For our earliest readers, it is helpful to make a small core group of words very well known rather than to move quickly from word to word in an attempt to increase the quantity of known words. While it is important for students to increase their known words in reading, if we don’t pay attention to how well our students know the words we might start to notice some undesirable after effects:
- high frequency word confusions (ex. reading “he” for “here”, reading “can” for “and”)
- slow reading or appeals for “known” high frequency words
- Many self-corrections on high-frequency words that the child “knows”
If our early readers learn a small core group of words very well in detail, these words can serve as anchors to the text enabling the student to self-monitor their reading. Also, when words are very well known, they can be a useful tool for teaching new words in the future.
When teaching a new word, try to have the student write the word without a copy when they are ready. Here is an example of the process I might go through with my kindergarten students when teaching a new important word that we came across in our small group reading lesson.
- Show the students the word on a whiteboard.
- Read the word to the students, while running your finger under the word left to right.

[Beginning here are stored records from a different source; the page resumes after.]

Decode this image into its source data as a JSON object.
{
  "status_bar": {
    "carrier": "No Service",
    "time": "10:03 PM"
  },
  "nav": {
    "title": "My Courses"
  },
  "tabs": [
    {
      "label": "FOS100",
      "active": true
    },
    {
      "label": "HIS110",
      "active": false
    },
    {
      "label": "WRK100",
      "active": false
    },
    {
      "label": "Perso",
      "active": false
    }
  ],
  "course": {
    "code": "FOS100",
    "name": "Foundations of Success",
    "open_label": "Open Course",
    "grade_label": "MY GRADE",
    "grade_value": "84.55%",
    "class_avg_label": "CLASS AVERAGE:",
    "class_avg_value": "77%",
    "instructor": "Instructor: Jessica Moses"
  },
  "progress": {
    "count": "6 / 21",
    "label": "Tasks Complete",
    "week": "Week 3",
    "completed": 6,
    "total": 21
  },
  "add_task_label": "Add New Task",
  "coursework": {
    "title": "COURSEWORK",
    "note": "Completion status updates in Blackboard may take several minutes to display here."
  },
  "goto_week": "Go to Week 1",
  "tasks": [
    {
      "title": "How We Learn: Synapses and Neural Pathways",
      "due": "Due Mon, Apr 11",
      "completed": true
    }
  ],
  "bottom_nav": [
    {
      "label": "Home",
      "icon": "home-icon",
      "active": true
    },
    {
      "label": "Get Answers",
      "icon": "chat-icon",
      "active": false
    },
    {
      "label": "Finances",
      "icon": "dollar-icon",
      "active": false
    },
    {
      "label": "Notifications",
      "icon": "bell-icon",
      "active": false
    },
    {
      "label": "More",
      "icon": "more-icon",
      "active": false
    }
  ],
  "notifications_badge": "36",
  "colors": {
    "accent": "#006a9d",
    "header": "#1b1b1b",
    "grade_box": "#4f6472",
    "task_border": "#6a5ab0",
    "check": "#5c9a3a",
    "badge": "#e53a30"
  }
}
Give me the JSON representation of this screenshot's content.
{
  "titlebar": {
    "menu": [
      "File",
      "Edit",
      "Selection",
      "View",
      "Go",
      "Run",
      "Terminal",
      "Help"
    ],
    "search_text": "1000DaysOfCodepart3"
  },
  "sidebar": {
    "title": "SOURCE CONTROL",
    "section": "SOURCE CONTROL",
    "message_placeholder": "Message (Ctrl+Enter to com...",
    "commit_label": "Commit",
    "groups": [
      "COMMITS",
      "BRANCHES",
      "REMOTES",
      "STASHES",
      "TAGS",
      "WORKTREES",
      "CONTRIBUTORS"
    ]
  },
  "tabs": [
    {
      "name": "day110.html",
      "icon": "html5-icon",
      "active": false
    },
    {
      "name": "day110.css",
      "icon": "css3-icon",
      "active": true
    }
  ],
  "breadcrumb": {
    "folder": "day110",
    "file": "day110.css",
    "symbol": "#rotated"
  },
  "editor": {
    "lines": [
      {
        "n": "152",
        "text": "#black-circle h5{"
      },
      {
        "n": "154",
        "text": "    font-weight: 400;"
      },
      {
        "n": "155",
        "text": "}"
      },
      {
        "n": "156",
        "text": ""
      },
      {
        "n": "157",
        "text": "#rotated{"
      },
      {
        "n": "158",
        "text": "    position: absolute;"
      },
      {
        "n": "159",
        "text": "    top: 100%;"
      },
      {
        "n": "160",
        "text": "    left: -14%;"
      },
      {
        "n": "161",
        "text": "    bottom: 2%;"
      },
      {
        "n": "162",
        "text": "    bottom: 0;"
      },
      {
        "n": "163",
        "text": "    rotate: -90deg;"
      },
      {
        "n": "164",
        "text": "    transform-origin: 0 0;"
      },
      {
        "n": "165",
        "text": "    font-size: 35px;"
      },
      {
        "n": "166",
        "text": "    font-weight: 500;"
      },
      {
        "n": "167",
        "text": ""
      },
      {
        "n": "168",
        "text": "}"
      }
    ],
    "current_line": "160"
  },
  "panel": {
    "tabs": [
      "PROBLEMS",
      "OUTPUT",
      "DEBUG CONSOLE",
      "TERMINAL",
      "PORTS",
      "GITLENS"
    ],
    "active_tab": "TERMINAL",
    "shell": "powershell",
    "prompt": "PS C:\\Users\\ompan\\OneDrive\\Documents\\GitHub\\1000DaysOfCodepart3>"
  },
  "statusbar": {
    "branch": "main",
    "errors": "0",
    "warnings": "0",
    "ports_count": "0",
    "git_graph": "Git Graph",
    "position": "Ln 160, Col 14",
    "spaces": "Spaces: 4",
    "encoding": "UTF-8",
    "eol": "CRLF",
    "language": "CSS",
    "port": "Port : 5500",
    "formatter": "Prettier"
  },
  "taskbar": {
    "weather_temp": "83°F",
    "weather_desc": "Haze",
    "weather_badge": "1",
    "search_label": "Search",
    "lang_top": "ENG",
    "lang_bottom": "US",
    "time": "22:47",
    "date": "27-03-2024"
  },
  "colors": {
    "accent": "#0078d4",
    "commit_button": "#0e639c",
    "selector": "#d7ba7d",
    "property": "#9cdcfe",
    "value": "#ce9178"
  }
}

- Sometimes I ask the students what they notice about the word as I say it and run my finger under the word. When studying the word “like” they might notice that the “e” doesn’t make a sound.
- Give the students magnetic letters to make the word 2-3 times. Each time the student makes the word they run their finger under the word while they read and check it with the word written on the whiteboard.

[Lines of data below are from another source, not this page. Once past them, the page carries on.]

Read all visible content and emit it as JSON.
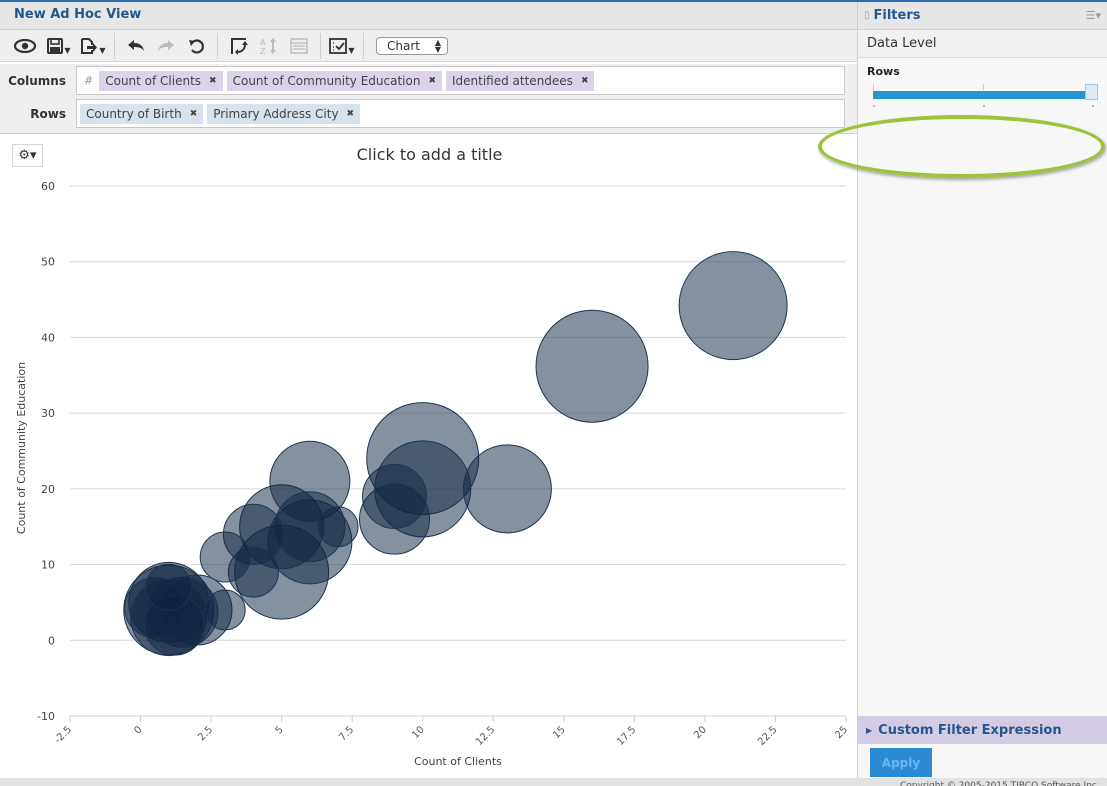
{
  "header": {
    "title": "New Ad Hoc View"
  },
  "toolbar": {
    "buttons": [
      {
        "name": "view-icon",
        "glyph": "👁"
      },
      {
        "name": "save-icon",
        "glyph": "💾"
      },
      {
        "name": "export-icon",
        "glyph": "📤"
      },
      {
        "name": "undo-icon",
        "glyph": "↶"
      },
      {
        "name": "redo-icon",
        "glyph": "↷"
      },
      {
        "name": "undo-all-icon",
        "glyph": "↺"
      },
      {
        "name": "switch-axes-icon",
        "glyph": "⟲"
      },
      {
        "name": "sort-icon",
        "glyph": "⇅"
      },
      {
        "name": "table-options-icon",
        "glyph": "▤"
      },
      {
        "name": "chart-options-icon",
        "glyph": "☑"
      }
    ],
    "view_type": "Chart"
  },
  "columns": {
    "label": "Columns",
    "hash": "#",
    "pills": [
      "Count of Clients",
      "Count of Community Education",
      "Identified attendees"
    ]
  },
  "rows": {
    "label": "Rows",
    "pills": [
      "Country of Birth",
      "Primary Address City"
    ]
  },
  "pill_remove_glyph": "✖",
  "chart_settings_glyph": "⚙▾",
  "chart_data": {
    "type": "scatter",
    "subtype": "bubble",
    "title": "Click to add a title",
    "xlabel": "Count of Clients",
    "ylabel": "Count of Community Education",
    "size_label": "Identified attendees",
    "xlim": [
      -2.5,
      25
    ],
    "ylim": [
      -10,
      60
    ],
    "x_ticks": [
      "-2.5",
      "0",
      "2.5",
      "5",
      "7.5",
      "10",
      "12.5",
      "15",
      "17.5",
      "20",
      "22.5",
      "25"
    ],
    "y_ticks": [
      "60",
      "50",
      "40",
      "30",
      "20",
      "10",
      "0",
      "-10"
    ],
    "grid": true,
    "bubble_color": "#0e2440",
    "points": [
      {
        "x": 21,
        "y": 44.2,
        "size": 54
      },
      {
        "x": 16,
        "y": 36.2,
        "size": 56
      },
      {
        "x": 10,
        "y": 24,
        "size": 56
      },
      {
        "x": 10,
        "y": 20,
        "size": 48
      },
      {
        "x": 13,
        "y": 20,
        "size": 44
      },
      {
        "x": 9,
        "y": 19,
        "size": 32
      },
      {
        "x": 9,
        "y": 16,
        "size": 35
      },
      {
        "x": 6,
        "y": 21,
        "size": 40
      },
      {
        "x": 6,
        "y": 15,
        "size": 35
      },
      {
        "x": 6,
        "y": 13,
        "size": 42
      },
      {
        "x": 5,
        "y": 15,
        "size": 42
      },
      {
        "x": 5,
        "y": 9,
        "size": 47
      },
      {
        "x": 7,
        "y": 15,
        "size": 20
      },
      {
        "x": 4,
        "y": 14,
        "size": 30
      },
      {
        "x": 4,
        "y": 9,
        "size": 25
      },
      {
        "x": 3,
        "y": 11,
        "size": 25
      },
      {
        "x": 3,
        "y": 4,
        "size": 20
      },
      {
        "x": 2,
        "y": 4,
        "size": 35
      },
      {
        "x": 1,
        "y": 7,
        "size": 23
      },
      {
        "x": 1,
        "y": 4,
        "size": 45
      },
      {
        "x": 1,
        "y": 3,
        "size": 38
      },
      {
        "x": 0.5,
        "y": 4.3,
        "size": 30
      },
      {
        "x": 1.5,
        "y": 3.7,
        "size": 35
      },
      {
        "x": 1,
        "y": 5,
        "size": 40
      },
      {
        "x": 1.2,
        "y": 2,
        "size": 30
      }
    ]
  },
  "filters": {
    "title": "Filters",
    "data_level": "Data Level",
    "rows_label": "Rows",
    "rows_slider_value": 1.0,
    "custom_filter": "Custom Filter Expression",
    "apply": "Apply"
  },
  "footer": {
    "copyright": "Copyright © 2005-2015 TIBCO Software Inc."
  }
}
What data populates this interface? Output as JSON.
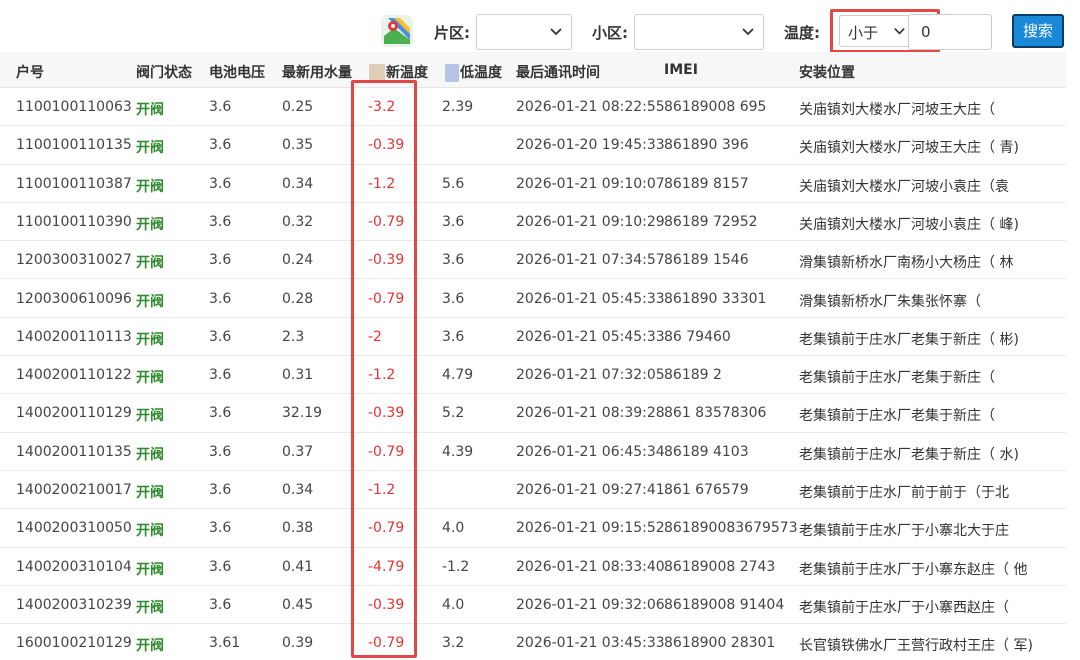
{
  "filters": {
    "area_label": "片区:",
    "area_value": "",
    "community_label": "小区:",
    "community_value": "",
    "temp_label": "温度:",
    "temp_operator": "小于",
    "temp_value": "0",
    "search_label": "搜索"
  },
  "table": {
    "headers": {
      "account": "户号",
      "valve_status": "阀门状态",
      "battery_voltage": "电池电压",
      "latest_water": "最新用水量",
      "latest_temp": "新温度",
      "min_temp": "低温度",
      "last_comm": "最后通讯时间",
      "imei": "IMEI",
      "location": "安装位置"
    },
    "rows": [
      {
        "account": "1100100110063",
        "valve": "开阀",
        "voltage": "3.6",
        "water": "0.25",
        "temp": "-3.2",
        "min_temp": "2.39",
        "time": "2026-01-21 08:22:55",
        "imei": "86189008 695",
        "loc": "关庙镇刘大楼水厂河坡王大庄（"
      },
      {
        "account": "1100100110135",
        "valve": "开阀",
        "voltage": "3.6",
        "water": "0.35",
        "temp": "-0.39",
        "min_temp": "",
        "time": "2026-01-20 19:45:33",
        "imei": "861890 396",
        "loc": "关庙镇刘大楼水厂河坡王大庄（ 青)"
      },
      {
        "account": "1100100110387",
        "valve": "开阀",
        "voltage": "3.6",
        "water": "0.34",
        "temp": "-1.2",
        "min_temp": "5.6",
        "time": "2026-01-21 09:10:07",
        "imei": "86189 8157",
        "loc": "关庙镇刘大楼水厂河坡小袁庄（袁"
      },
      {
        "account": "1100100110390",
        "valve": "开阀",
        "voltage": "3.6",
        "water": "0.32",
        "temp": "-0.79",
        "min_temp": "3.6",
        "time": "2026-01-21 09:10:29",
        "imei": "86189 72952",
        "loc": "关庙镇刘大楼水厂河坡小袁庄（ 峰)"
      },
      {
        "account": "1200300310027",
        "valve": "开阀",
        "voltage": "3.6",
        "water": "0.24",
        "temp": "-0.39",
        "min_temp": "3.6",
        "time": "2026-01-21 07:34:57",
        "imei": "86189 1546",
        "loc": "滑集镇新桥水厂南杨小大杨庄（ 林"
      },
      {
        "account": "1200300610096",
        "valve": "开阀",
        "voltage": "3.6",
        "water": "0.28",
        "temp": "-0.79",
        "min_temp": "3.6",
        "time": "2026-01-21 05:45:33",
        "imei": "861890 33301",
        "loc": "滑集镇新桥水厂朱集张怀寨（"
      },
      {
        "account": "1400200110113",
        "valve": "开阀",
        "voltage": "3.6",
        "water": "2.3",
        "temp": "-2",
        "min_temp": "3.6",
        "time": "2026-01-21 05:45:33",
        "imei": "86 79460",
        "loc": "老集镇前于庄水厂老集于新庄（ 彬)"
      },
      {
        "account": "1400200110122",
        "valve": "开阀",
        "voltage": "3.6",
        "water": "0.31",
        "temp": "-1.2",
        "min_temp": "4.79",
        "time": "2026-01-21 07:32:05",
        "imei": "86189 2",
        "loc": "老集镇前于庄水厂老集于新庄（"
      },
      {
        "account": "1400200110129",
        "valve": "开阀",
        "voltage": "3.6",
        "water": "32.19",
        "temp": "-0.39",
        "min_temp": "5.2",
        "time": "2026-01-21 08:39:28",
        "imei": "861 83578306",
        "loc": "老集镇前于庄水厂老集于新庄（"
      },
      {
        "account": "1400200110135",
        "valve": "开阀",
        "voltage": "3.6",
        "water": "0.37",
        "temp": "-0.79",
        "min_temp": "4.39",
        "time": "2026-01-21 06:45:34",
        "imei": "86189 4103",
        "loc": "老集镇前于庄水厂老集于新庄（ 水)"
      },
      {
        "account": "1400200210017",
        "valve": "开阀",
        "voltage": "3.6",
        "water": "0.34",
        "temp": "-1.2",
        "min_temp": "",
        "time": "2026-01-21 09:27:41",
        "imei": "861 676579",
        "loc": "老集镇前于庄水厂前于前于（于北"
      },
      {
        "account": "1400200310050",
        "valve": "开阀",
        "voltage": "3.6",
        "water": "0.38",
        "temp": "-0.79",
        "min_temp": "4.0",
        "time": "2026-01-21 09:15:52",
        "imei": "861890083679573",
        "loc": "老集镇前于庄水厂于小寨北大于庄"
      },
      {
        "account": "1400200310104",
        "valve": "开阀",
        "voltage": "3.6",
        "water": "0.41",
        "temp": "-4.79",
        "min_temp": "-1.2",
        "time": "2026-01-21 08:33:40",
        "imei": "86189008 2743",
        "loc": "老集镇前于庄水厂于小寨东赵庄（ 他"
      },
      {
        "account": "1400200310239",
        "valve": "开阀",
        "voltage": "3.6",
        "water": "0.45",
        "temp": "-0.39",
        "min_temp": "4.0",
        "time": "2026-01-21 09:32:06",
        "imei": "86189008 91404",
        "loc": "老集镇前于庄水厂于小寨西赵庄（"
      },
      {
        "account": "1600100210129",
        "valve": "开阀",
        "voltage": "3.61",
        "water": "0.39",
        "temp": "-0.79",
        "min_temp": "3.2",
        "time": "2026-01-21 03:45:33",
        "imei": "8618900 28301",
        "loc": "长官镇铁佛水厂王营行政村王庄（ 军)"
      }
    ]
  }
}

- Have the students write the word on the table with their finger 2-3 times, reading it each time with their finger.
- Ask students if they are ready to write the word without seeing what it looks like. If students are ready they put away their magnetic letters, if they are not they keep their magnetic letters out.
- Have students open their books to a page with the practiced word and then have them read the page.
We move through these steps quickly so that it only takes 2-3 minutes of our reading group lesson time.
Did you notice how we brought the word that we worked on back to the text at the end? Keep the letter/word work that is done in isolation to a minimum. Always bring your letter/word work back to the text.
It is also important to echo our letter/word work throughout different contexts in the school day. This will help students to be flexible with their knowledge.
Consider how challenging reading would be for a child if every time they turned the page they were confused about where to look. You have probably seen students whose eyes bounce around the page before arbitrarily settling somewhere. We have to help these students to understand the rules of written language as quick as possible. It is helpful to echo work with directionality throughout our reading lesson and throughout our day in different contexts so that when our students turn the page they automatically know where to look. Directionality can reinforced during:
- Shared reading
- Interactive/Shared Writing
- 1:1 Reading/Writing Conferences
- Small reading groups
Supports for a particular student who struggles with directionality could be
- A green line along the left side of the page
- A pencil dot to show where to start reading
Just remember to carefully scaffold out any supports as soon as the child is ready.
It is important for teachers to give thought to how they can help their students become more automatic with letters, words, and directionality so as to not over-tax the reader. The progress of readers that view reading as too much work often slows down or plateaus. Helping students who need more support by using strategies such as overlearning, echoing, and hands-on materials can help make our students become fast and flexible with what they know. When teachers make reading feel “easy” students are much more likely to enjoy reading.